Subsequent to the original decision, the Plantagenet Alliance – a group of 15 non-direct descendants of Richard III’s family founded by Stephen Nicolay, the 16th great-grandson of Richard Plantagenet, 3rd Duke of York (father of Richard III) – sought a judicial review of the Ministry of Justice license that allows the university to decide on the burial site. The group wants Richard buried at York Minster. It’s a former Catholic cathedral converted into an Anglican one, which had a number of tombs, windows, and altars destroyed during the reign of Henry VIII’s daughter, Elizabeth I.
The next court date for this dispute is on March 13.
In addition, other petitions have been started to see Richard also buried in York, but in a current Catholic cathedral, with a funeral rite drawn from Catholic tradition.
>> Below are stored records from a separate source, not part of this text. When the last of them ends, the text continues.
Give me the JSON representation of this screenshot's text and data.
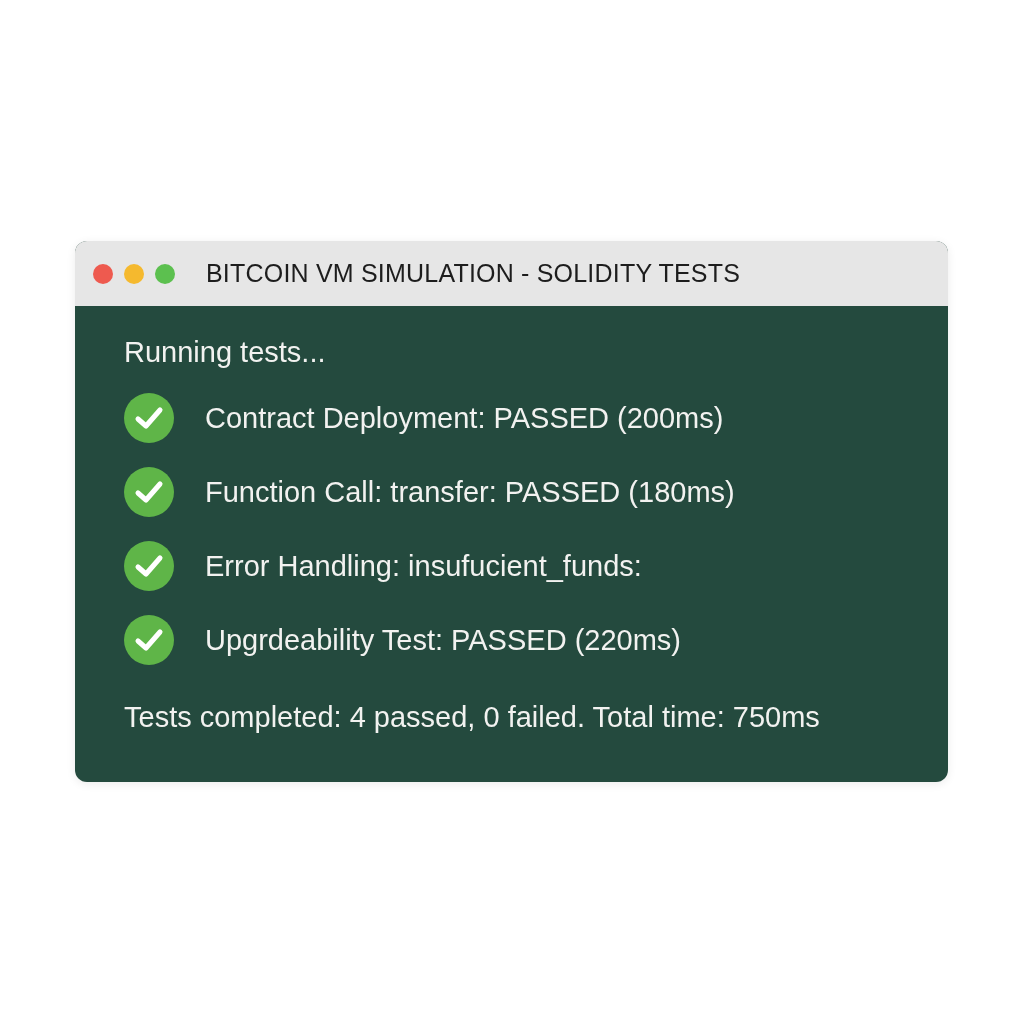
{
  "window": {
    "title": "BITCOIN VM SIMULATION - SOLIDITY TESTS",
    "controls": [
      {
        "color": "#ee5a4f"
      },
      {
        "color": "#f5b92e"
      },
      {
        "color": "#5cc04f"
      }
    ]
  },
  "console": {
    "header": "Running tests...",
    "tests": [
      {
        "text": "Contract Deployment: PASSED (200ms)",
        "passed": true
      },
      {
        "text": "Function Call: transfer: PASSED (180ms)",
        "passed": true
      },
      {
        "text": "Error Handling: insufucient_funds:",
        "passed": true
      },
      {
        "text": "Upgrdeability Test: PASSED (220ms)",
        "passed": true
      }
    ],
    "summary": "Tests completed: 4 passed, 0 failed. Total time: 750ms"
  }
}
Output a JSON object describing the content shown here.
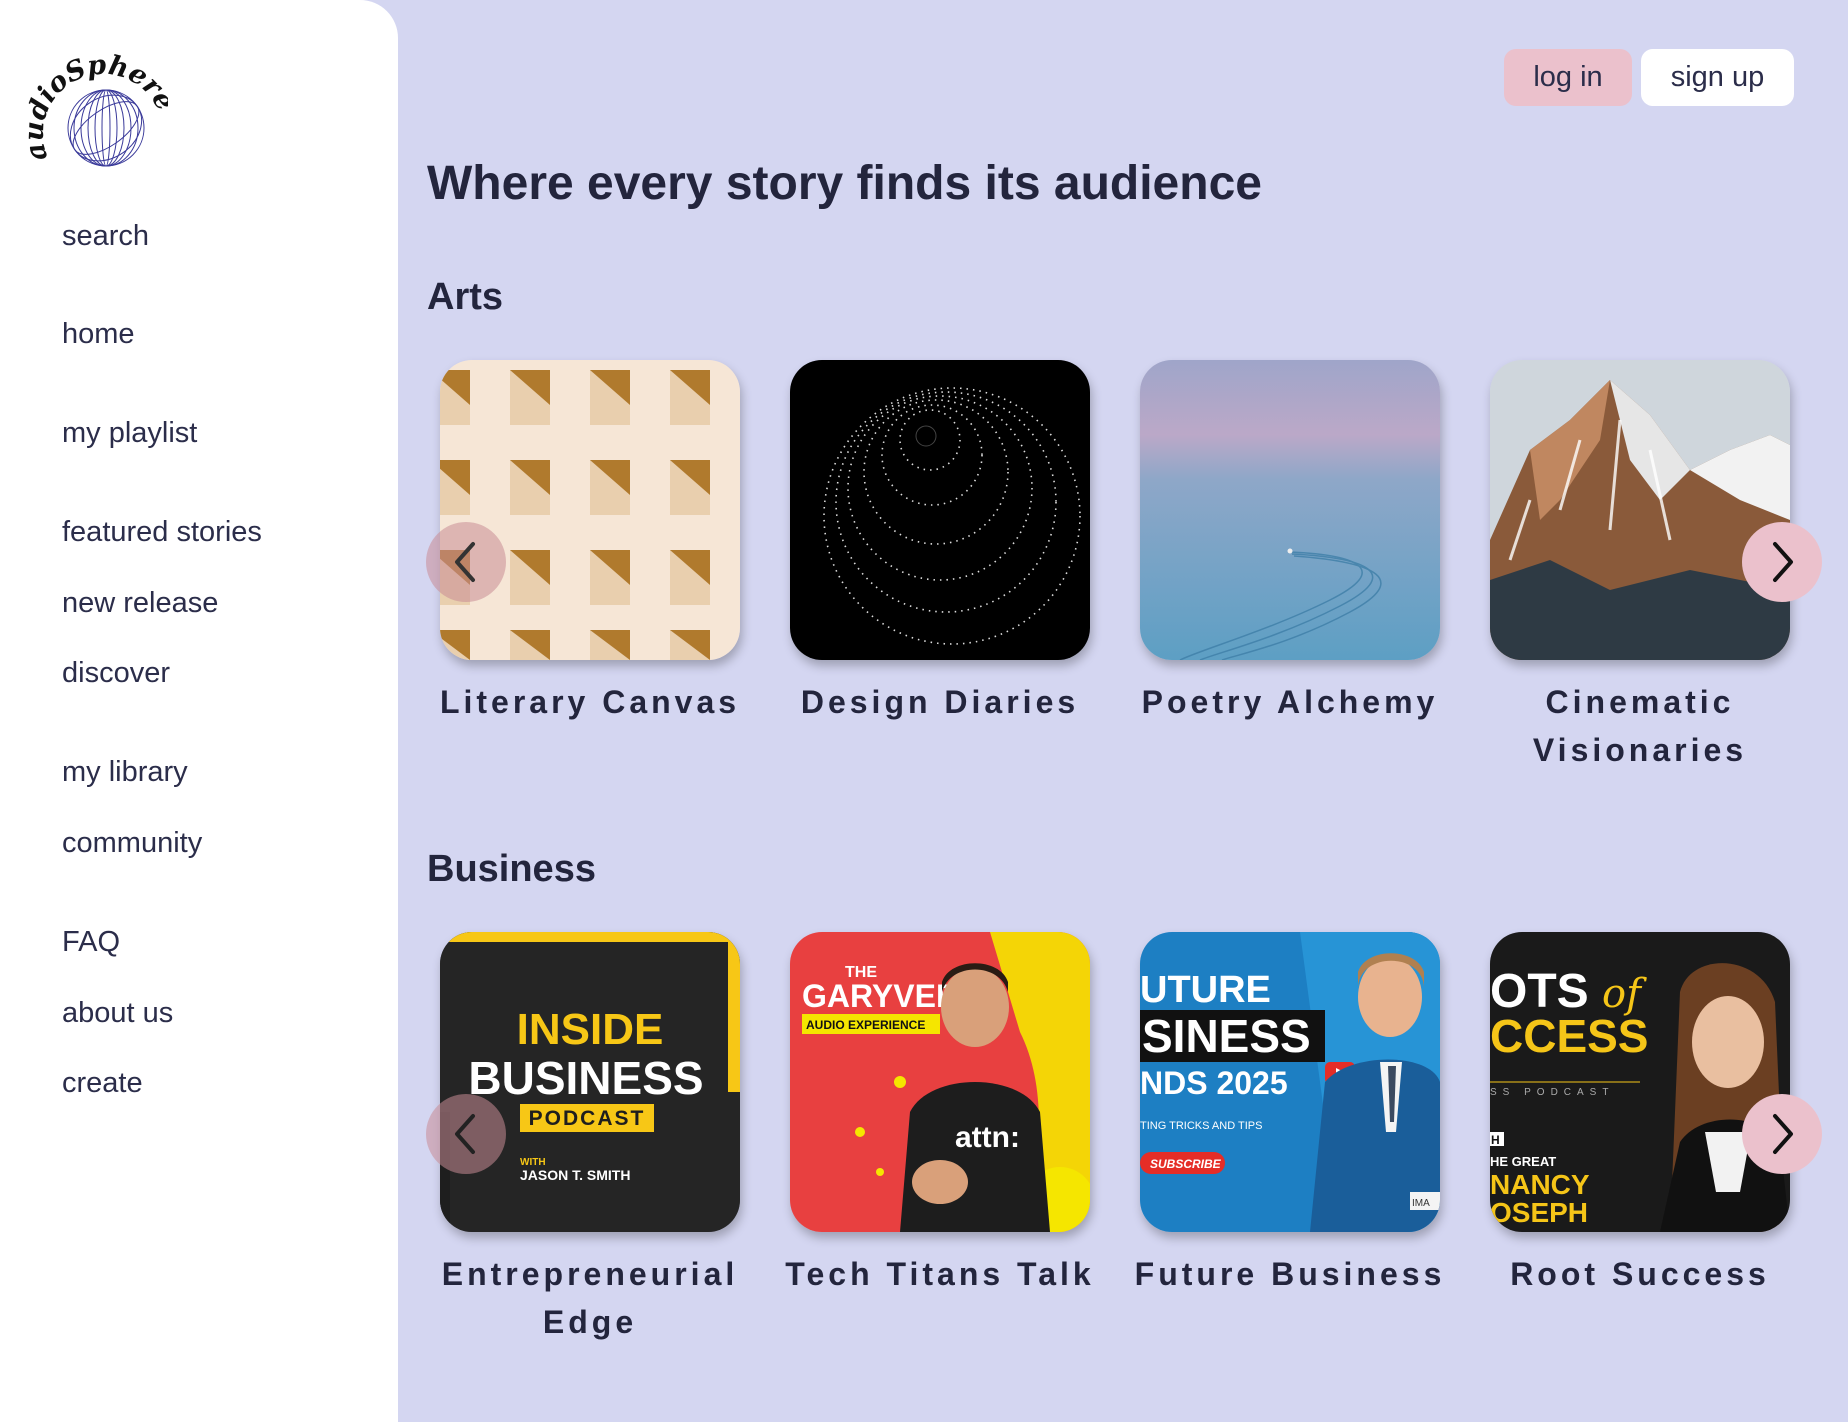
{
  "brand": {
    "name_top": "audio",
    "name_arc": "Sphere",
    "accent_color": "#ebc1cc",
    "background_color": "#d4d6f1"
  },
  "sidebar": {
    "items": [
      {
        "label": "search"
      },
      {
        "label": "home"
      },
      {
        "label": "my playlist"
      },
      {
        "label": "featured stories"
      },
      {
        "label": "new release"
      },
      {
        "label": "discover"
      },
      {
        "label": "my library"
      },
      {
        "label": "community"
      },
      {
        "label": "FAQ"
      },
      {
        "label": "about us"
      },
      {
        "label": "create"
      }
    ]
  },
  "header": {
    "login_label": "log in",
    "signup_label": "sign up",
    "title": "Where every story finds its audience"
  },
  "sections": [
    {
      "title": "Arts",
      "cards": [
        {
          "title": "Literary Canvas",
          "image": "cream-facade-windows"
        },
        {
          "title": "Design Diaries",
          "image": "dotted-sphere-black"
        },
        {
          "title": "Poetry Alchemy",
          "image": "calm-sea-boat-wake"
        },
        {
          "title": "Cinematic Visionaries",
          "image": "snowy-mountain"
        }
      ]
    },
    {
      "title": "Business",
      "cards": [
        {
          "title": "Entrepreneurial Edge",
          "image": "inside-business-podcast-cover",
          "cover_text": [
            "INSIDE",
            "BUSINESS",
            "PODCAST",
            "WITH",
            "JASON T. SMITH"
          ]
        },
        {
          "title": "Tech Titans Talk",
          "image": "garyvee-audio-experience-cover",
          "cover_text": [
            "THE",
            "GARYVEE",
            "AUDIO EXPERIENCE",
            "attn:"
          ]
        },
        {
          "title": "Future Business",
          "image": "future-business-trends-cover",
          "cover_text": [
            "UTURE",
            "SINESS",
            "NDS 2025",
            "TING TRICKS AND TIPS",
            "SUBSCRIBE",
            "IMA"
          ]
        },
        {
          "title": "Root Success",
          "image": "roots-of-success-cover",
          "cover_text": [
            "OTS",
            "of",
            "CCESS",
            "SS PODCAST",
            "H",
            "HE GREAT",
            "NANCY",
            "OSEPH"
          ]
        }
      ]
    }
  ],
  "icons": {
    "prev": "chevron-left-icon",
    "next": "chevron-right-icon"
  }
}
Also weighing in on the side of a Catholic burial is Dr. John Ashdown-Hill, whose research led to the discovery of Richard III’s remains. He told the BBC, “There is a lot of evidence that Richard III had a very serious personal faith.”
Regarding burying Richard in a non-Catholic church, Dr. Ashdown-Hill said, “If Richard III had not… died, maybe the Anglican Church would never have existed.”
Writing in the Catholic Herald, leading English Catholic writer and broadcaster William Oddie insisted, wherever the burial is, that it be done with a full Catholic Mass similar to the form that would have existed in Richard’s time. Oddie’s also clear on where he doesn’t want it to happen, writing, “As long as it’s not in Leicester Cathedral (close by the site of his final humiliation), I don’t mind where it happens.”
Now a second king is in the mix.
Earlier in January 2014, archaeologists announced that they may have found the remains of the Anglo-Saxon King Alfred the Great, lost since the Reformation. A pelvic bone discovered in Winchester is now confirmed to either belong to Alfred, who died in 899 A.D., or to his son Edward. A military leader who successfully routed the Vikings from Wessex, and was also a scholar and philosopher, Alfred has near-mythical status. He was never king of all England, but he laid the foundations for the unified nation that came later.
If there was no Anglican Church in Richard’s time, there certainly wasn’t one in the 9th century. Yet there was a Catholic Church. Alfred’s possible remains were originally found in 1999 beneath the former site of Hyde Abbey, a medieval Benedictine monastery also dissolved, looted, and demolished under Henry VIII. Coffins and remains unearthed during the ransacking were themselves desecrated, robbed, and stripped of valuables.
The royal house of the West Saxons – of which Alfred was a member – had its capital in Winchester, and its members were traditionally laid to rest there. Reburying Alfred in the Anglican Winchester Cathedral would no doubt be a grand event.
Dr. Dominic Selwood, a former barrister, novelist, and historian, wrote recently in the U.K. Telegraph, “It would be all too easy, and a splendidly English fudge, to lay him to rest in an imposing Anglican cathedral to the accompaniment of soft, dreamy Reformation motets and a movingly poetic Elizabethan C of E liturgy.”
“But it would be just plain wrong on so many levels. Alfred wasn’t a White Anglo-Saxon Protestant, which is a historical absurdity. He was, like all his kin, a White Anglo-Saxon Roman Catholic.”
Selwood writes that Alfred made a pilgrimage to Rome and was made a consul by Pope Leo IV, that he was friends with Pope Marinus I, and that he frequently consulted with clergy and theologians. He also translated Latin texts into Anglo-Saxon, including Scripture, papal writings, and St. Augustine’s Soliloquies.
So, Selwood wants him buried in a proper tomb in Westminster Catholic Cathedral, with a solemn rite in Latin, a language Alfred understood.
“And,” he writes, “at the same time, let’s see if we can cease coughing loudly at the mention of England’s embarrassing Catholic past, deluding ourselves that the heroes of medieval England were all secretly proto-Protestants with a clandestine suspicion of Rome.”